Pillays says: “an education career is no longer linear, predictable or defined, though born in South Africa, a child could end up studying abroad or as we now have seen, your child is mostly likely going into a career path that does not exist today, possible to be formed in the next 5 years. As a parent, you will need to consider this and ensure you have an education policy that can consider these possibilities.”

Liberty EduCator has adapted to the growing trend of international communities and emigration by extending its list of international universities to include more universities in Europe, North America, Australasia, and the Middle East for those looking abroad.

The country is notorious for being among “the world’s toughest education systems” as listed by, which considers factors like the education system’s structure, the country’s most challenging exam, tertiary education attainment, and the prevalence of stress among students, among others.

According to insights from Liberty, for a child who started Grade R in 2023, a complete education – including early childhood development, pre-primary, primary, high school, and three years of university – varies from costing a total of R3m for public school or more than R8m for private school tuition.

Pillay says that in the past, people would take out additional life, disability and critical illness insurance to ensure their child could obtain an education in case of a major life event or change.

“However, if you pass away, there is no guarantee that the money will be used for your child’s education. In the event of a disability, or critical illness, your coverage will likely focus on paying for rising medical expenses, not your child’s education,” he says.

“They need to be intentional and know that that the money will go towards your child’s education. If it is an education policy, it would then go towards education costs or even, pay the educational institution directly, eliminating the administrative burden and risk of the money being misused,” she says.

Molefi says: “I’ve picked up that my daughter is quite sharp, and I want to get her in the right hands so that it can unlock as many opportunities as possible. I don’t know what that looks like, but I just want her to feel like she’s got the option.”

Pillay says education policies are influencing financial products for parents, as more and more people want to secure their children’s educational future.

“We are also seeing a trend in investment in future planning, especially for young parents who are witnessing the changing educational landscape – one that provides greater choice to learners.

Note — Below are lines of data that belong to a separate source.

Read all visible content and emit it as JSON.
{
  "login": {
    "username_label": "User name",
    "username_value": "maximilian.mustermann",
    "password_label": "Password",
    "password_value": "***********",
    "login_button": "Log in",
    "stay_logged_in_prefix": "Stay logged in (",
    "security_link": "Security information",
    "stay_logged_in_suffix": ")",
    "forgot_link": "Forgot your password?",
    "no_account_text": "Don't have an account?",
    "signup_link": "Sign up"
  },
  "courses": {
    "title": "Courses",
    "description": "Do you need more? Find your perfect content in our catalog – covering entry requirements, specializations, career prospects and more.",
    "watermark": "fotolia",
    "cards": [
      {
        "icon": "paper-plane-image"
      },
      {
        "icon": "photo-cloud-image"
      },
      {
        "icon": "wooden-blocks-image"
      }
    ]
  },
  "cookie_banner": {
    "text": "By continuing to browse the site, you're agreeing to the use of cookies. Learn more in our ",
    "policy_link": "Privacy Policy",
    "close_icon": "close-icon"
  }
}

“As always, it is advised to make these informed decisions with the help of a financial adviser who will be able to assist you to put together a plan to ensure your life goals are achieved.”